### Exercise
Return, from the listing that follows, each line containing the word "this".

● ● ●

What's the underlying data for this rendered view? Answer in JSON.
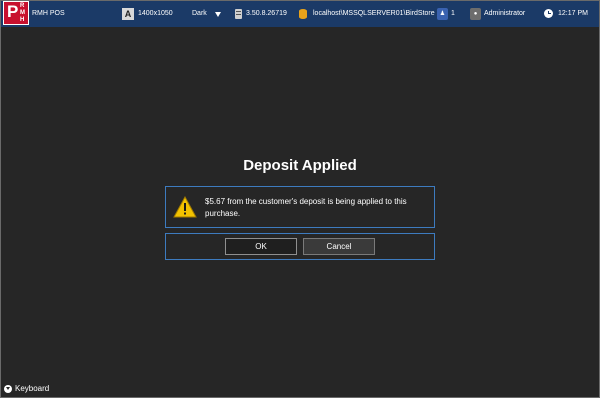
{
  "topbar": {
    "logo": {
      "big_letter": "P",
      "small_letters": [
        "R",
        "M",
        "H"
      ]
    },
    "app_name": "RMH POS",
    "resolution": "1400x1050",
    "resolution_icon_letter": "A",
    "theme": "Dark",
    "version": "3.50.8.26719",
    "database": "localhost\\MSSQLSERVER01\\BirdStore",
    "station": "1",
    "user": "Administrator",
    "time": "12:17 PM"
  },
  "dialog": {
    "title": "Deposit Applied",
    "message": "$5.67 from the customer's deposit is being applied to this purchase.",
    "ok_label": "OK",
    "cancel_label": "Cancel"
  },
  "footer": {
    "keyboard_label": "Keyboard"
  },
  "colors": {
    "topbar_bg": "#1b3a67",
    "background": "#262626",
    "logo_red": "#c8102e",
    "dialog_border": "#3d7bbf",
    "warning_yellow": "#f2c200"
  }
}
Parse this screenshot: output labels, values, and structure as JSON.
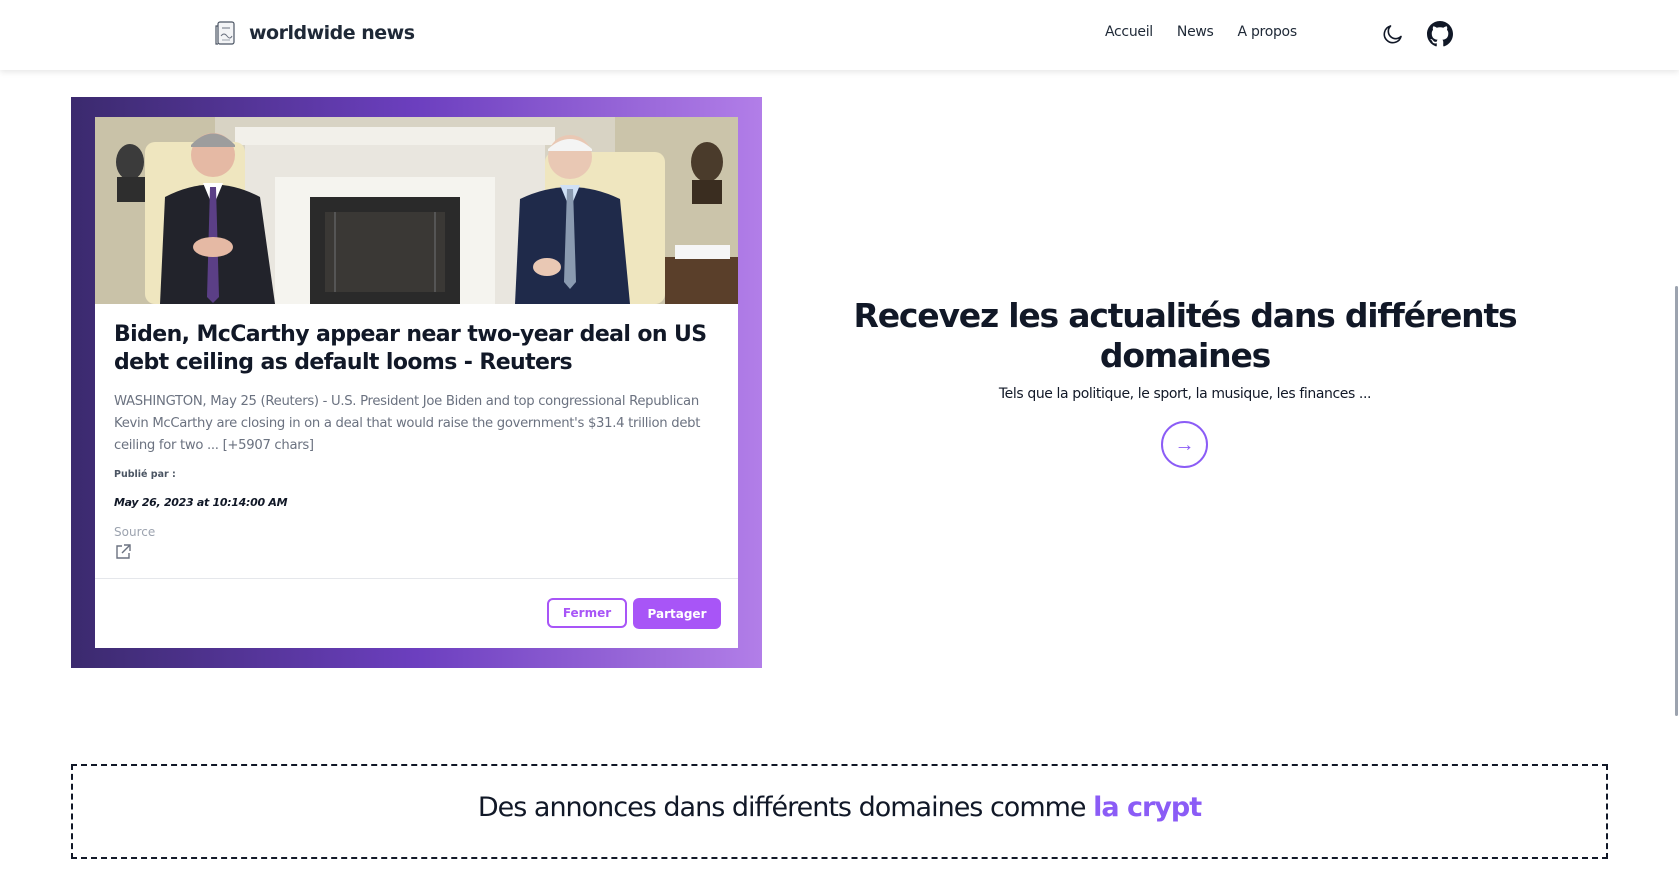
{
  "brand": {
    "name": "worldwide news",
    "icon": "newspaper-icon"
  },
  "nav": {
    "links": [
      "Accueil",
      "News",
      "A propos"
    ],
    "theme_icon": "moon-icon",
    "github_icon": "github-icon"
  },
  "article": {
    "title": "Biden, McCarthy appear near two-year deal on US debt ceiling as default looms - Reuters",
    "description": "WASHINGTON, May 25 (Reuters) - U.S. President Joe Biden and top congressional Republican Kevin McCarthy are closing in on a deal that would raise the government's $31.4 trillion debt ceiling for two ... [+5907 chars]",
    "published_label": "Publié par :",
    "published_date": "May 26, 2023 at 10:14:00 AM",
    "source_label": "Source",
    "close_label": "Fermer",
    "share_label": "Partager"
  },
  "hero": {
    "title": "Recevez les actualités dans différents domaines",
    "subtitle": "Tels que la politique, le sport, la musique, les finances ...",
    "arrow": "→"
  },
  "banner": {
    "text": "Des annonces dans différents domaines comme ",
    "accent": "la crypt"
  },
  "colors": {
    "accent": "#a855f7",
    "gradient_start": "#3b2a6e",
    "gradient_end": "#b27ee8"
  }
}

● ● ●

### Response
What's the underlying data for this rendered view? Answer in JSON.
    "message": "$5.67 from the customer's deposit is being applied to this purchase.",
Parse this screenshot: output labels, values, and structure as JSON.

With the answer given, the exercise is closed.